*** DATA SHOWN Section Begins ***

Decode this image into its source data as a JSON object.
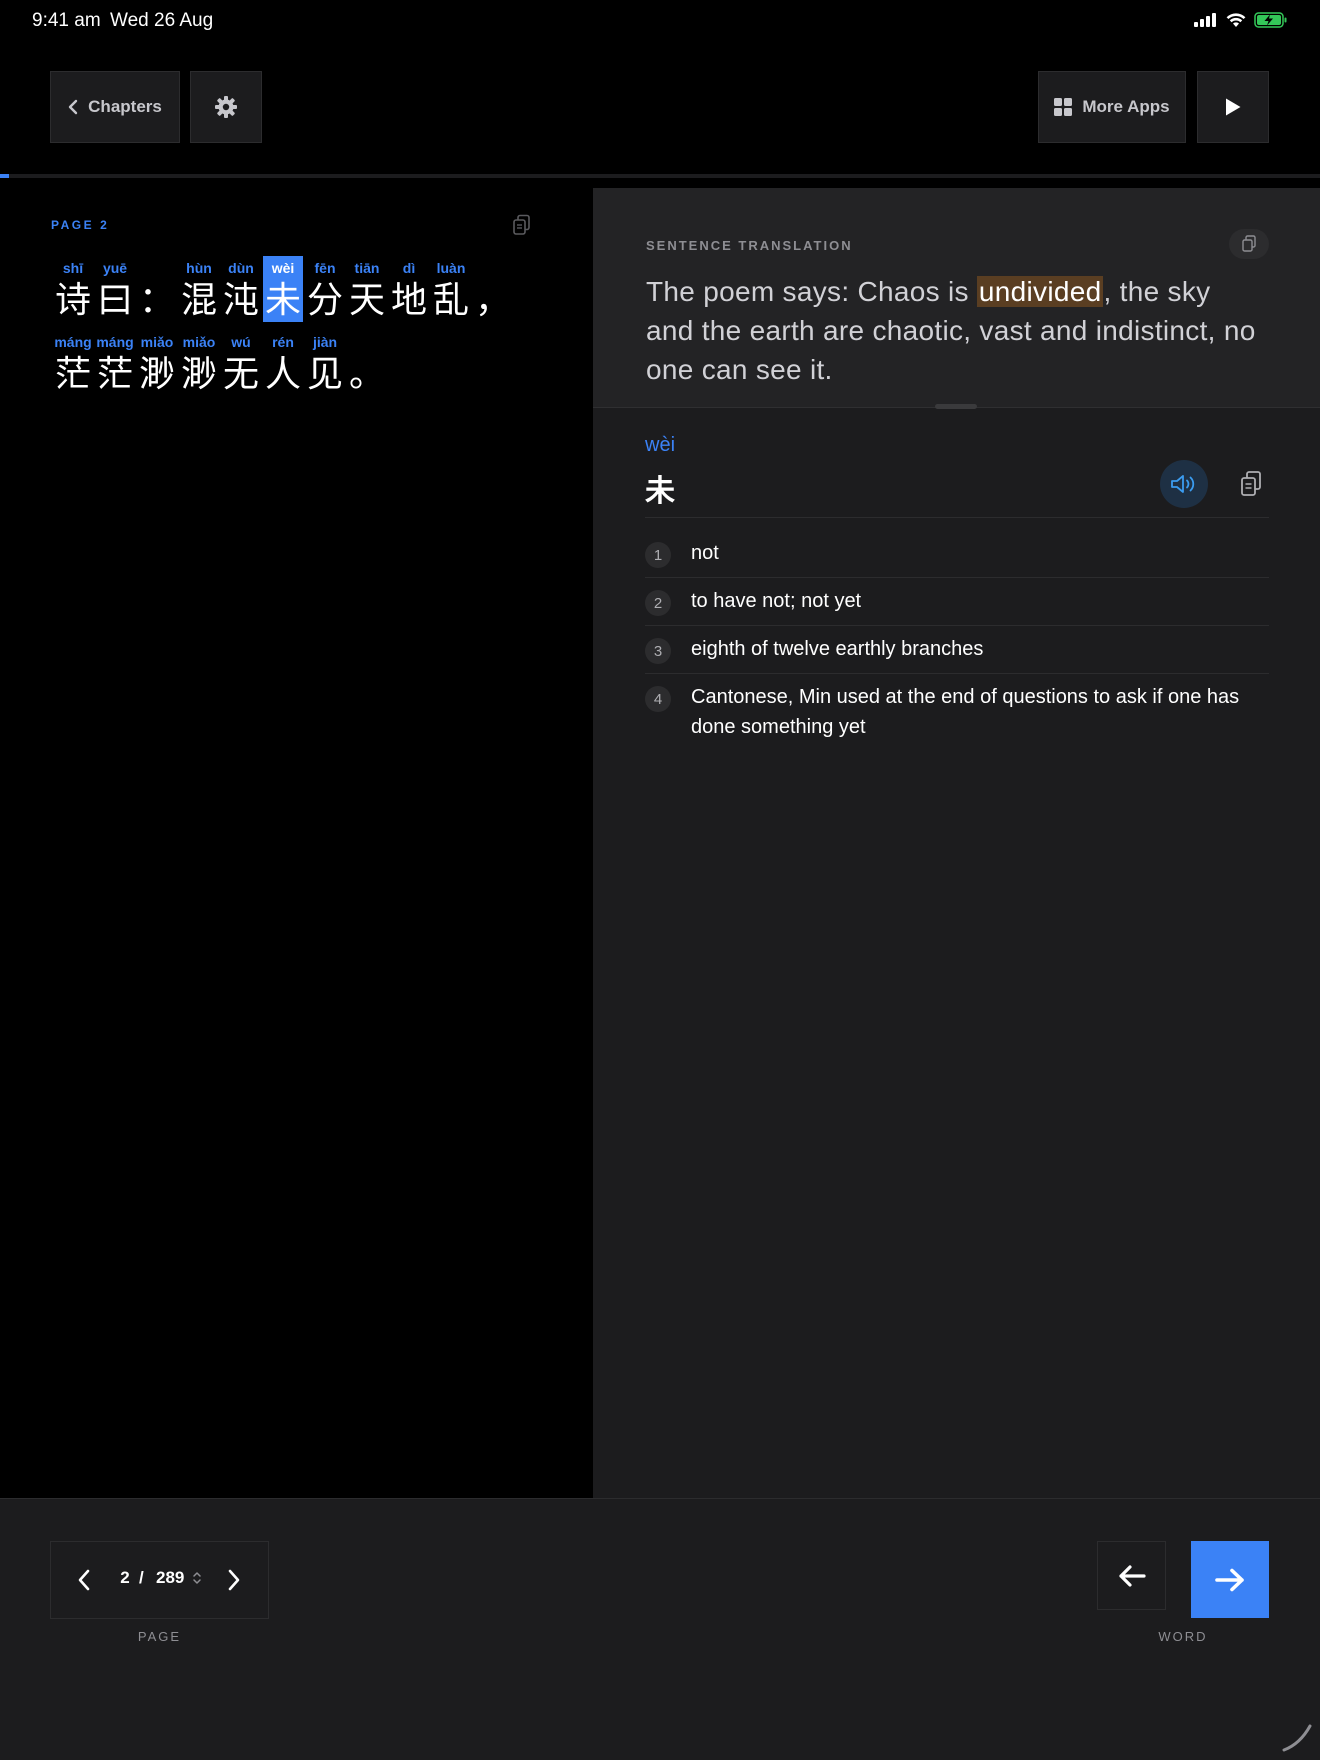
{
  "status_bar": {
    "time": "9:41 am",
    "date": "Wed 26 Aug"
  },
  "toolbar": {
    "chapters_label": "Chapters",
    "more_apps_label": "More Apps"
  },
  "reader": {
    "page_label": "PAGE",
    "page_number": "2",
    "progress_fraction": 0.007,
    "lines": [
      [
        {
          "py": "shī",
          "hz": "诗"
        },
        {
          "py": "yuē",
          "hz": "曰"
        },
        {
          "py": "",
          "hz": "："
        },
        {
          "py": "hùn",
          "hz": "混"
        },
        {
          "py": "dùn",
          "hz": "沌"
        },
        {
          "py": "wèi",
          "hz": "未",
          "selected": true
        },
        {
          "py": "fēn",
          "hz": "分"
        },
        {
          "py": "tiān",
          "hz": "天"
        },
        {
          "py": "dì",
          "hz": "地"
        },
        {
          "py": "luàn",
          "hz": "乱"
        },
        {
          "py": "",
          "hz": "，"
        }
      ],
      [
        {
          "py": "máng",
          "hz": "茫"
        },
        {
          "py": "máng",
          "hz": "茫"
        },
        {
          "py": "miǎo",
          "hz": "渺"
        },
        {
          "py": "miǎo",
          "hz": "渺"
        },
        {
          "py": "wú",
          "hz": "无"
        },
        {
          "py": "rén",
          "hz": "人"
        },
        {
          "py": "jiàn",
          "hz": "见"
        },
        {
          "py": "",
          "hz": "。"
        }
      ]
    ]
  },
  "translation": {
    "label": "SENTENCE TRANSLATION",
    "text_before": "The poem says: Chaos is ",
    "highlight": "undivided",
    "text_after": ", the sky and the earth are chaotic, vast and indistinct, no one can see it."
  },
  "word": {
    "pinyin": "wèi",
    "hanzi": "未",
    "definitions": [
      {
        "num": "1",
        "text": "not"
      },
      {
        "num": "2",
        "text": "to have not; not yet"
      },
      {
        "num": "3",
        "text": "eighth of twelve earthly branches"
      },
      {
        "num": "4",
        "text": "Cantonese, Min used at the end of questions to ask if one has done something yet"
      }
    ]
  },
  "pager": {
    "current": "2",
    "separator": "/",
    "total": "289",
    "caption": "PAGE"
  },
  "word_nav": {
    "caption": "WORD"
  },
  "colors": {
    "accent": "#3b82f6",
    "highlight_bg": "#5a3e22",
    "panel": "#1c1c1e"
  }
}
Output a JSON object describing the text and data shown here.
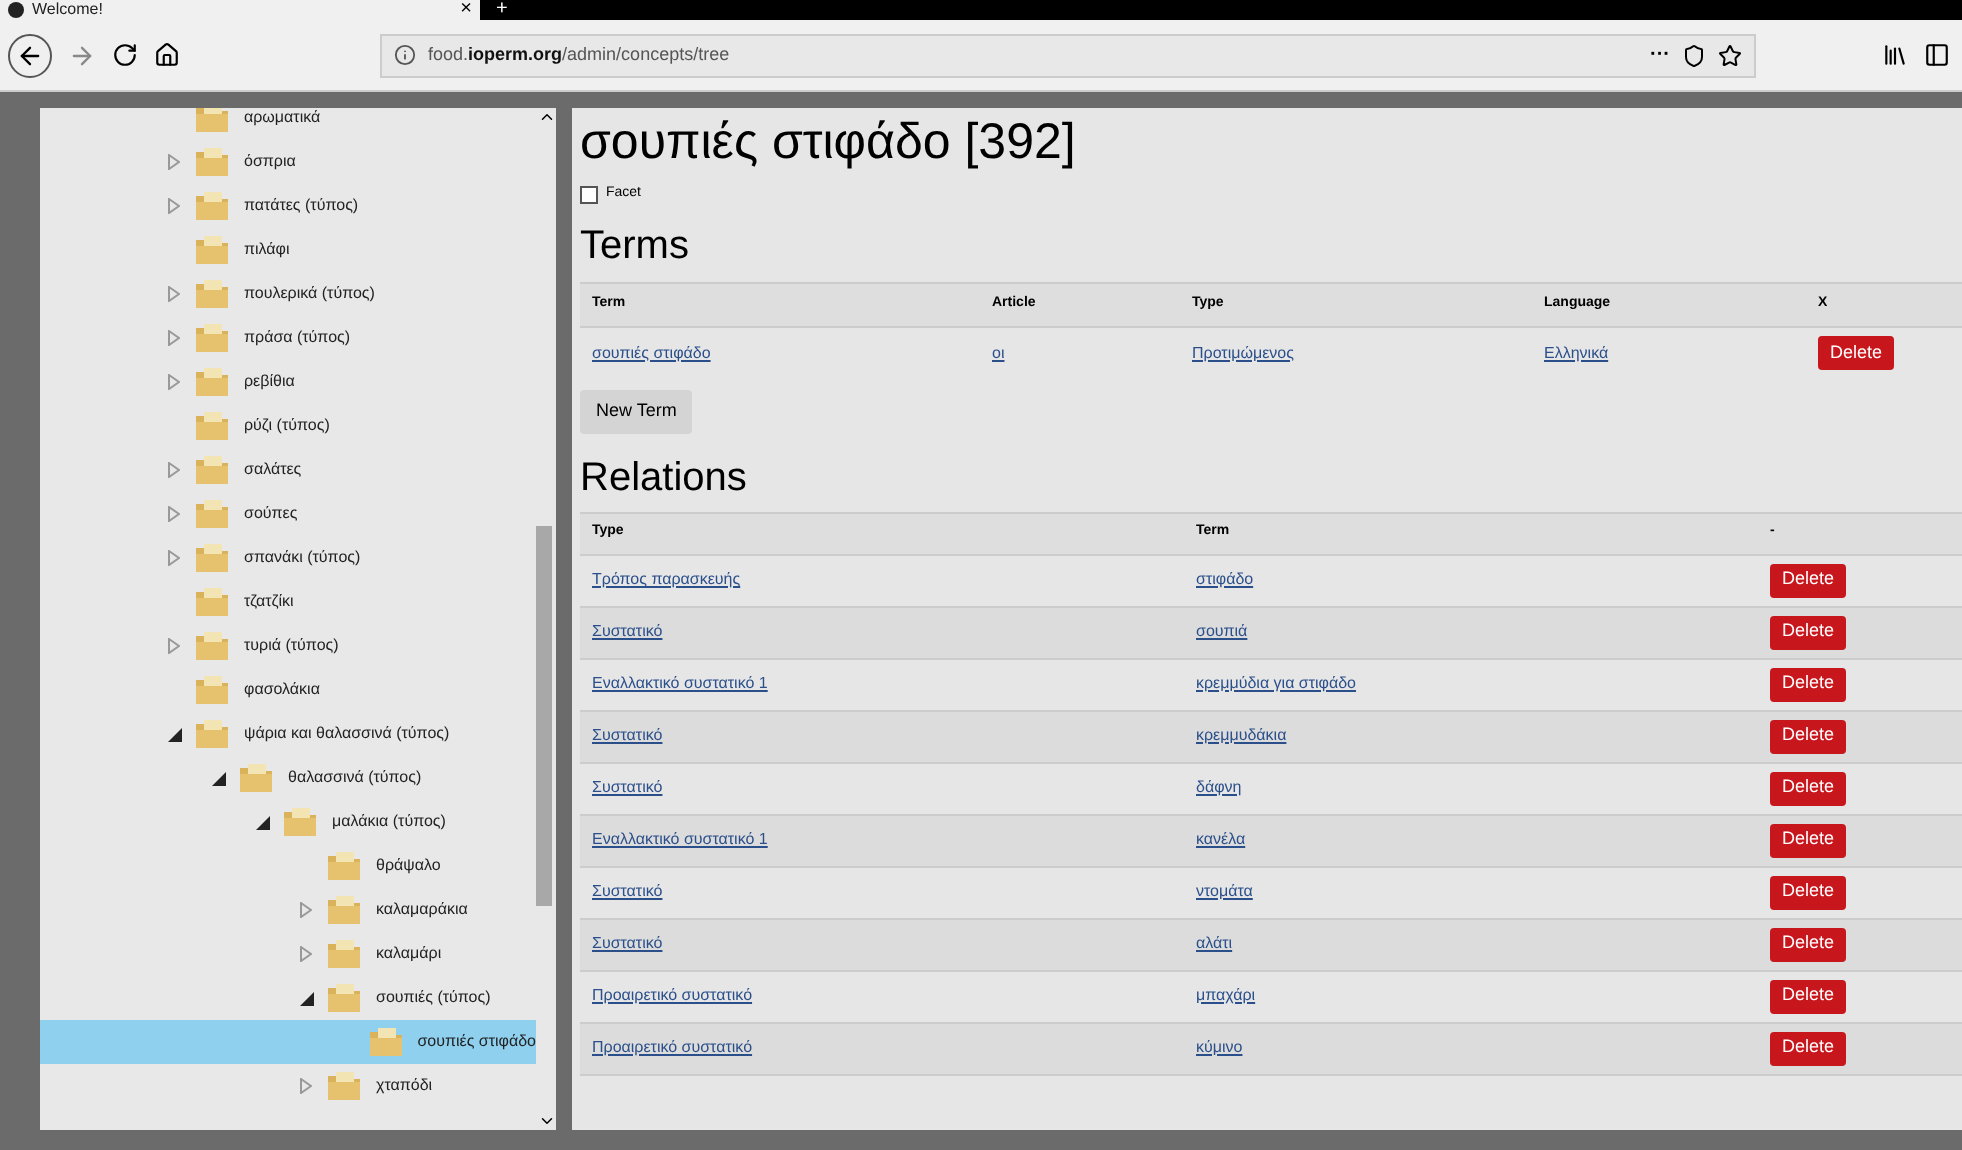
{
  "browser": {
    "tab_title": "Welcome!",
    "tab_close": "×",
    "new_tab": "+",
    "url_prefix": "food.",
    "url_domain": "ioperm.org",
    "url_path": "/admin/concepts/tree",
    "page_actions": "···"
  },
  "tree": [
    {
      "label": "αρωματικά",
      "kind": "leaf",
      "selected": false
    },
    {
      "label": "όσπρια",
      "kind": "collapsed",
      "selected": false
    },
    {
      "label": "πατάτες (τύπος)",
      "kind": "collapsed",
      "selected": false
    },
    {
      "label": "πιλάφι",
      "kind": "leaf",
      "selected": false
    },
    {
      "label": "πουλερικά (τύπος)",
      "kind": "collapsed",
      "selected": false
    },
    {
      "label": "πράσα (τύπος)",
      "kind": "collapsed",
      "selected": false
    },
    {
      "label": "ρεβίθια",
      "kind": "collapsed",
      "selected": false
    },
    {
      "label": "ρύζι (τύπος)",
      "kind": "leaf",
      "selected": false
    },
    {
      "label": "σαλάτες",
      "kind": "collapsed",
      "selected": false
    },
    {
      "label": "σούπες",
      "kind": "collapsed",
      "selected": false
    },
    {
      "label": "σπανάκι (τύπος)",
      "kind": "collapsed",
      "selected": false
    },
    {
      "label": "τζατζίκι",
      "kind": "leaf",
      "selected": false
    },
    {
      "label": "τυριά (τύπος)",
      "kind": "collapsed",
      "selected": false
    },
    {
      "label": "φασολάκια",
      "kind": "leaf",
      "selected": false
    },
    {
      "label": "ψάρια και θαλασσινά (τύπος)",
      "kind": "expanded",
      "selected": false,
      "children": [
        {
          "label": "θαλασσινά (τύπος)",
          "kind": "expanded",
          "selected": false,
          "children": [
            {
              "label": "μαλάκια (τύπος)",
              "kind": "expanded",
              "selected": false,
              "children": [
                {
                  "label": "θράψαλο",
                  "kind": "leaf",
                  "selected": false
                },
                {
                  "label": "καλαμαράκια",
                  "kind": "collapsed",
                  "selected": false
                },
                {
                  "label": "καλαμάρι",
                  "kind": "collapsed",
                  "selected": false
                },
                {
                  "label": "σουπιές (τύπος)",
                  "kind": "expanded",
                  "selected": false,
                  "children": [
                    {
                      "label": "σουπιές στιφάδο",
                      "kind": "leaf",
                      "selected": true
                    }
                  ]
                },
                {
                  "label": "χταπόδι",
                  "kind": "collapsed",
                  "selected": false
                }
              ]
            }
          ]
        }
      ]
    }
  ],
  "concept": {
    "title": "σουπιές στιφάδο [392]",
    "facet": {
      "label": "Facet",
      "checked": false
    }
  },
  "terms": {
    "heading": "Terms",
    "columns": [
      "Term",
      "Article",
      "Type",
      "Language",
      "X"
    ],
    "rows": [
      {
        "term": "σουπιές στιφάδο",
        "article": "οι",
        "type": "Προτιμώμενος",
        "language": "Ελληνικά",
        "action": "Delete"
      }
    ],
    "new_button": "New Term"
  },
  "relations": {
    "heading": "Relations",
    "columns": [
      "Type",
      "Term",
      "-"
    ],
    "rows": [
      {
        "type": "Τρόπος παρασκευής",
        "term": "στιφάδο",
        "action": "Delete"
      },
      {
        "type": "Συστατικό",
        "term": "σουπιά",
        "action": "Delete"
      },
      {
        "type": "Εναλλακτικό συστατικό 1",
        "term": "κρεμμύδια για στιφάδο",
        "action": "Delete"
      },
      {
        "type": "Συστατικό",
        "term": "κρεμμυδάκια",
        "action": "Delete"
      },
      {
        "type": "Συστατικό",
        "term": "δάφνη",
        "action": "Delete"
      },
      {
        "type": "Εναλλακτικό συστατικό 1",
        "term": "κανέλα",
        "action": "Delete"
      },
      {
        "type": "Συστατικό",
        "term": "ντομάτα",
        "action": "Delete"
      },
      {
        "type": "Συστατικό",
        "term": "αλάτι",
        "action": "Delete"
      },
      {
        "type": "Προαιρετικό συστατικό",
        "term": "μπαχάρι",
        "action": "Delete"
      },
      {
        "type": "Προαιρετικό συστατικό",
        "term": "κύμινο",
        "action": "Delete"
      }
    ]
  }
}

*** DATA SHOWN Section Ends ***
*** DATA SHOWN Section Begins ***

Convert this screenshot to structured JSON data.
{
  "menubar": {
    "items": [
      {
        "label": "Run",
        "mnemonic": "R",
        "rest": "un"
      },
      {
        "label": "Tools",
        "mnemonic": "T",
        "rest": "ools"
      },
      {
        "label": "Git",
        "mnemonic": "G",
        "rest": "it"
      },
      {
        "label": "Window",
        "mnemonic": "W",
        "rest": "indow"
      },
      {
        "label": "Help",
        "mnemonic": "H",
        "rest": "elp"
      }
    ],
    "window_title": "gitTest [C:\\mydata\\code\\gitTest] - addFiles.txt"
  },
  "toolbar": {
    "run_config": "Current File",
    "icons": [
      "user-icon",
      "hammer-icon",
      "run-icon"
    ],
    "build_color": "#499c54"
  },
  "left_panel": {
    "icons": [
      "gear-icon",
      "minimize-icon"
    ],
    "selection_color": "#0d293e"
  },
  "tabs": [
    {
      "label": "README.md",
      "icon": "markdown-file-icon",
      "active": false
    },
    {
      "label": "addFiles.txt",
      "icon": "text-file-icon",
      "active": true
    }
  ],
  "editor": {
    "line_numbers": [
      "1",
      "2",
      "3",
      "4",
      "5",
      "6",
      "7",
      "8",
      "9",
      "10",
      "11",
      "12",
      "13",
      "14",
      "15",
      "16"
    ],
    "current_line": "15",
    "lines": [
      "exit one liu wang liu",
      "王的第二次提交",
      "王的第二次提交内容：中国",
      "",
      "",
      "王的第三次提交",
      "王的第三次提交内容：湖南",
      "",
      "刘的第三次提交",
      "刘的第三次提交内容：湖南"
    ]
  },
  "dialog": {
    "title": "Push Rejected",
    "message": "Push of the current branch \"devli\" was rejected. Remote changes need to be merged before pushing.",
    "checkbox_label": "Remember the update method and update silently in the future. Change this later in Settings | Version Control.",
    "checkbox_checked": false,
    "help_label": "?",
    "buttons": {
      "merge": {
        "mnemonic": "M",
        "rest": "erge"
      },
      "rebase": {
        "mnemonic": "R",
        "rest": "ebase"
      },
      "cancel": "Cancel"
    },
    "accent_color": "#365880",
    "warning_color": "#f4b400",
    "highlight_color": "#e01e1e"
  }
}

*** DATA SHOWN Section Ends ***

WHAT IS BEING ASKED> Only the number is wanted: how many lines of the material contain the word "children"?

PROBLEM SOLUTION> 4